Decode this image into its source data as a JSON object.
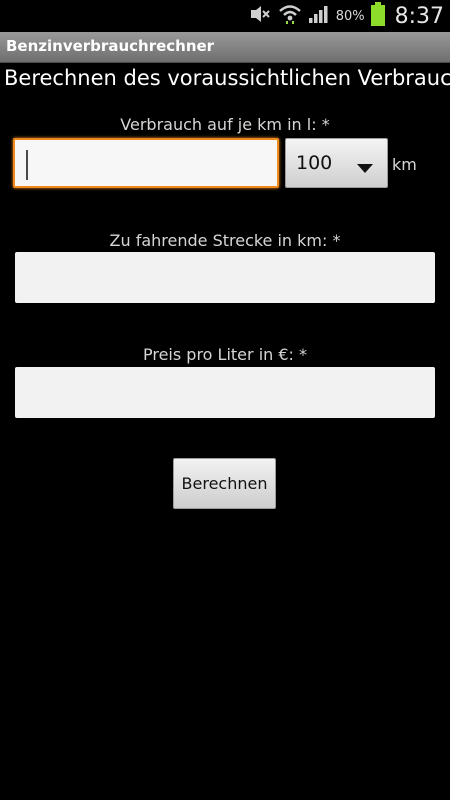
{
  "statusbar": {
    "battery_percent": "80%",
    "clock": "8:37",
    "icons": [
      "mute-icon",
      "wifi-icon",
      "signal-icon",
      "battery-icon"
    ]
  },
  "app": {
    "title": "Benzinverbrauchrechner"
  },
  "heading": "Berechnen des voraussichtlichen Verbrauch",
  "form": {
    "consumption": {
      "label": "Verbrauch auf je km in l: *",
      "value": "",
      "distance_select_value": "100",
      "unit": "km"
    },
    "distance": {
      "label": "Zu fahrende Strecke in km: *",
      "value": ""
    },
    "price": {
      "label": "Preis pro Liter in €: *",
      "value": ""
    },
    "submit_label": "Berechnen"
  },
  "colors": {
    "background": "#000000",
    "titlebar": "#8a8a8a",
    "focus_accent": "#f08a1c",
    "input_bg": "#f2f2f2",
    "battery": "#8ddc2c"
  }
}
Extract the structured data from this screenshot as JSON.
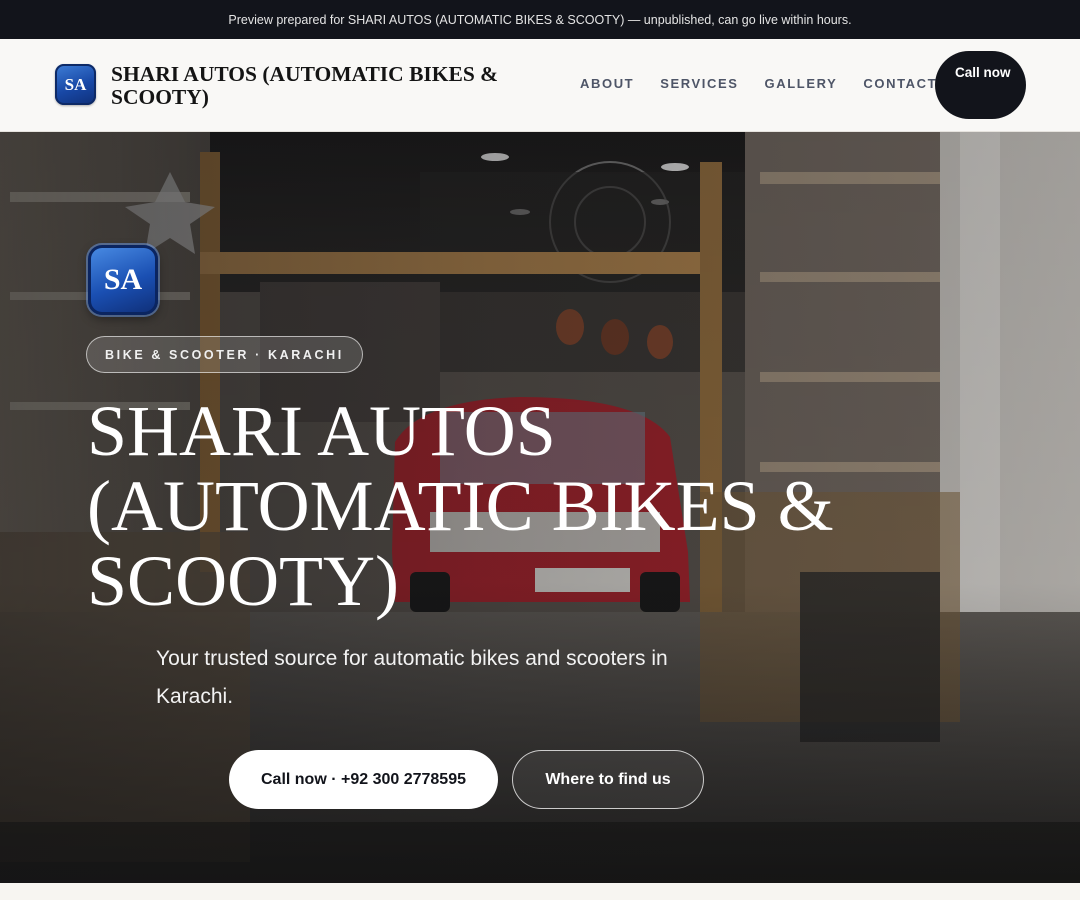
{
  "preview_banner": "Preview prepared for SHARI AUTOS (AUTOMATIC BIKES & SCOOTY) — unpublished, can go live within hours.",
  "header": {
    "logo_initials": "SA",
    "brand_name": "SHARI AUTOS (AUTOMATIC BIKES & SCOOTY)",
    "nav": [
      "ABOUT",
      "SERVICES",
      "GALLERY",
      "CONTACT"
    ],
    "call_button": "Call now"
  },
  "hero": {
    "logo_initials": "SA",
    "tag": "BIKE & SCOOTER · KARACHI",
    "title": "SHARI AUTOS (AUTOMATIC BIKES & SCOOTY)",
    "subtitle": "Your trusted source for automatic bikes and scooters in Karachi.",
    "primary_button": "Call now · +92 300 2778595",
    "secondary_button": "Where to find us",
    "background_photo": "shop interior with red car"
  },
  "colors": {
    "dark": "#12141b",
    "logo_blue": "#1848a6",
    "nav_text": "#4e5567"
  }
}
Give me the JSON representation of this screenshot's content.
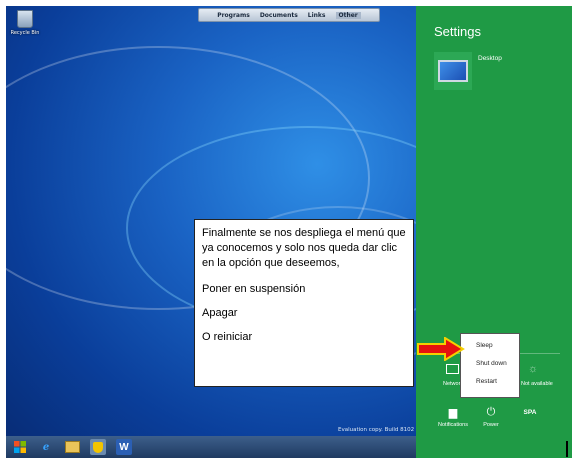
{
  "toolbar": {
    "items": [
      "Programs",
      "Documents",
      "Links",
      "Other"
    ]
  },
  "desktop": {
    "recycle_bin_label": "Recycle Bin",
    "evaluation_text": "Evaluation copy. Build 8102"
  },
  "taskbar": {
    "word_letter": "W"
  },
  "settings": {
    "title": "Settings",
    "desktop_tile_label": "Desktop",
    "network_label": "Network",
    "unavailable_label": "Not available",
    "power_menu": [
      "Sleep",
      "Shut down",
      "Restart"
    ],
    "bottom": {
      "notifications": "Notifications",
      "power": "Power",
      "language": "SPA"
    }
  },
  "callout": {
    "intro": "Finalmente se nos despliega el menú que ya conocemos y solo nos queda dar clic en la opción que deseemos,",
    "option1": "Poner en suspensión",
    "option2": "Apagar",
    "option3": "O reiniciar"
  },
  "colors": {
    "charms_bg": "#1f9a45",
    "arrow": "#e5120f",
    "arrow_outline": "#f4d000"
  }
}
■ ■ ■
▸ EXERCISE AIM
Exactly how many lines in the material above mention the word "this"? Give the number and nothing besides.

▸ TASK RESULT
3